We all know the importance of taking backups. I have run into a few machine failures in the past and they always seem to occur when you least expect them. Currently, Mac comes with a backup program called Time Machine which automatically takes backup of your disk to an external drive. But some of its features have issues that I would like to highlight:

  • You need to get a separate external hard drive that can only be used for Time Machine. Although you can get around this by partitioning the external drive into multiple partitions.
  • This external drive needs to be formatted in MacOS Journaled file format, which makes it harder to be used on Windows/Linux.
  • You cannot make a list of things you want to have backed up, you can only exclude folders from your complete hard disk
  • Time Machine makes an exact copy of your hard drive.

The points listed above are not huge blockers by any means and are perfectly fine choices on Time Machine’s part. Still, the last one had been a growing pain for me as SSDs are much smaller in size compared to HDDs unless you have a lot of $$ to shell out.

Let’s say you have a 1 TB external drive and your Mac has 128GB of disk space. You transfer 50 GB of music/videos/data to your external drive and delete it from your local disk to create space. The problem with this approach is that the next time you run a backup, those files would be deleted from the external disk also, as they are no longer present on your local disk. This can be really frustrating if you want the new data to be merged into your old copy on the backup drive instead of wiping out the old data.

The solution I ended up settling on was to use the rsync command line utility on Unix to backup. The basic syntax for using rsync is very simple: rsync OPTIONS SOURCE DESTINATION.

So if you want to backup your Documents directory onto the external drive.

rsync -a --progress --exclude '*.DS_Store' ~/Documents /Volumes/Seagate/

Here the first flag -a means Archive which does exactly what we want, the second --progress is used to provide additional feedback to us when the job is running. The exclude statements just filter files that we don’t want being transferred to our backup drive such as the .DS_Store files that mac creates in directories. Finally, we have the source and destination paths.

I ended up creating a new function in my ~/.zshrc (~/.bashrc if you use bash) to help with backing up the different directories I wanted. This can directly be invoked up typing backupDisk in the terminal.

function backupDisk() {
    rsync -a --progress --exclude '*.DS_Store' ~/Acads /Volumes/Seagate/
    rsync -a --progress --exclude '*.DS_Store' ~/Music /Volumes/Seagate/
    rsync -a --progress --exclude '*.DS_Store' ~/Photos /Volumes/Seagate/
    rsync -a --progress --exclude '*.DS_Store' ~/Videos /Volumes/Seagate/

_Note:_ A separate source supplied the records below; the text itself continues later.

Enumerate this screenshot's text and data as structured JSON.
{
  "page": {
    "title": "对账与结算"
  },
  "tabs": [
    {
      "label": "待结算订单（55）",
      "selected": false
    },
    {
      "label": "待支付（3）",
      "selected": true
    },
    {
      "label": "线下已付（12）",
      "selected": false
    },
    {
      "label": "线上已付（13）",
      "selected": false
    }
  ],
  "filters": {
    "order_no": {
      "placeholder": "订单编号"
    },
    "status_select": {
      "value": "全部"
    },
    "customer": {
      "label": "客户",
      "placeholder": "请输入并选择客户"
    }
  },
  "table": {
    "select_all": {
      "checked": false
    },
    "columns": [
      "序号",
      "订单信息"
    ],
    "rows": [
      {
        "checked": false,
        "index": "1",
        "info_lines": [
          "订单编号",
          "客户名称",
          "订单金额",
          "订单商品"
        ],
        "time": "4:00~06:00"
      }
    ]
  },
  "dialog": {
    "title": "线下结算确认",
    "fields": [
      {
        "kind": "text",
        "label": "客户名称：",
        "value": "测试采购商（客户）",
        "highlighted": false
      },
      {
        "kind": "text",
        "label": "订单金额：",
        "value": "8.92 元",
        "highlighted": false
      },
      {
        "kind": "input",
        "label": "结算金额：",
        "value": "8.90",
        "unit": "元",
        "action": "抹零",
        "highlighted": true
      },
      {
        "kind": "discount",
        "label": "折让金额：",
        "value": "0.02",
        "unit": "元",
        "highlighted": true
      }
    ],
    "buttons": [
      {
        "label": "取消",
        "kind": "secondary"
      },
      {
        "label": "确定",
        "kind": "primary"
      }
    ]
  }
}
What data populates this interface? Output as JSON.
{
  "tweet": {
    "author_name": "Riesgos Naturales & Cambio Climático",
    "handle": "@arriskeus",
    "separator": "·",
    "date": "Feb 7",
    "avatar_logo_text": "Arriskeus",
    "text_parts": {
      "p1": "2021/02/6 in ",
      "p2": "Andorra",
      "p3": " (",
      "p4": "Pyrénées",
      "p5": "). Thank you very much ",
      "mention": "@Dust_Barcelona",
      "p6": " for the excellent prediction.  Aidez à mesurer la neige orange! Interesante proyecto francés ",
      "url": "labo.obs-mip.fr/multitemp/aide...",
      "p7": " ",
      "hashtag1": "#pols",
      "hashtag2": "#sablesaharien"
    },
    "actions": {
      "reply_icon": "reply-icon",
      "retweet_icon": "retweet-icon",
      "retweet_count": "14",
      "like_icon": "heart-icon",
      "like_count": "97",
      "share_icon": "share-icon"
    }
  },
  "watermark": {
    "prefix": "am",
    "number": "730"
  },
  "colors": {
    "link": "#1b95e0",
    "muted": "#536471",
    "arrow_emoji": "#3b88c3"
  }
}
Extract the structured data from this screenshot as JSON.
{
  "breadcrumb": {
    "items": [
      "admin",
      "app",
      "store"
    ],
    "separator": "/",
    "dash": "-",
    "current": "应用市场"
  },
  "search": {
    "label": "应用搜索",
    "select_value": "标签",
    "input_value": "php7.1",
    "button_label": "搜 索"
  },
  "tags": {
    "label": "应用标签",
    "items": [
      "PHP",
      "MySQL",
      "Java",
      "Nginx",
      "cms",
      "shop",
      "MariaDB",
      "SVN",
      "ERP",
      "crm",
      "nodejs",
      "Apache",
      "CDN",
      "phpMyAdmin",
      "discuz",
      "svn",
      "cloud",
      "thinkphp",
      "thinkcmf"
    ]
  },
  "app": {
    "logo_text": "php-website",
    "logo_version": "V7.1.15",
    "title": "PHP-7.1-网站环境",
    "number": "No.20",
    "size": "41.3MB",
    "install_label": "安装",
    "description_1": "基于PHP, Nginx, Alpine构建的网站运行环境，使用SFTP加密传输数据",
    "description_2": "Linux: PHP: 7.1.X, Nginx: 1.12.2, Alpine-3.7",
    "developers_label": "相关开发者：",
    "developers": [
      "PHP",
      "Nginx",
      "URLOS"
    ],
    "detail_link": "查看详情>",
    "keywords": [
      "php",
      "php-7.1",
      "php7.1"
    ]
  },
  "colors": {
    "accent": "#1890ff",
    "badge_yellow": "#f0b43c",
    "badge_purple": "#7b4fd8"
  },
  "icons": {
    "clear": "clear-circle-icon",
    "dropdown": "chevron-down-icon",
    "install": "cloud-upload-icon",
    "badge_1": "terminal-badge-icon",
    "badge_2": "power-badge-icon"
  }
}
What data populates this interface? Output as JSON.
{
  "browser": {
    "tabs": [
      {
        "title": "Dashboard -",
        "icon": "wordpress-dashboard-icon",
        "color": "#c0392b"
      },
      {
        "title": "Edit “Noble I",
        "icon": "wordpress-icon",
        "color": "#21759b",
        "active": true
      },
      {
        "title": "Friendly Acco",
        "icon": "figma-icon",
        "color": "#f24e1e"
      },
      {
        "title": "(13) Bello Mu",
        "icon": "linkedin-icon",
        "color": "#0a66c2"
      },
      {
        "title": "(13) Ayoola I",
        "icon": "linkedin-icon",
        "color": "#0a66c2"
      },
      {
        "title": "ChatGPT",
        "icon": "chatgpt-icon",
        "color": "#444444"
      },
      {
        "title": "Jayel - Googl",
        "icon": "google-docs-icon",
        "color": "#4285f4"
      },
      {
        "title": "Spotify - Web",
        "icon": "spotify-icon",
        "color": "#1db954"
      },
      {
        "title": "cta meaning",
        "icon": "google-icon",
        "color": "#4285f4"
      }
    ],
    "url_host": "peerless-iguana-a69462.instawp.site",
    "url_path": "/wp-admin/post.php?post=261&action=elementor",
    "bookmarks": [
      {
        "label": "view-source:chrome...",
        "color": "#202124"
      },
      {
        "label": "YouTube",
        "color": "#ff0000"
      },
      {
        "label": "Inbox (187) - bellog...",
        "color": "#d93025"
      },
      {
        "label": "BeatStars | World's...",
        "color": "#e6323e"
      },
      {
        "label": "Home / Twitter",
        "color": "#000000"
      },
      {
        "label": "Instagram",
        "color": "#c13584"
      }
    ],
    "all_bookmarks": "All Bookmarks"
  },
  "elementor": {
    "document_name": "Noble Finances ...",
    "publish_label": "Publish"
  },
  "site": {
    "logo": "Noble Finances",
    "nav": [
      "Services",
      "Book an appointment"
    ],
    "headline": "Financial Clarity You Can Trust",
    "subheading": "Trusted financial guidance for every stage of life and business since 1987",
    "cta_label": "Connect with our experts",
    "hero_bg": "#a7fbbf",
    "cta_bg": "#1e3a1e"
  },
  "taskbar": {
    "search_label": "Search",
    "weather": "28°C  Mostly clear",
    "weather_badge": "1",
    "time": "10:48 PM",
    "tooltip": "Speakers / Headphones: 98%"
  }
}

PS: I started using this trick in school when online storage was way more expensive compared to external drives. You can also use one of the cloud storage providers as an alternative. I use Google Drive for most of my documents.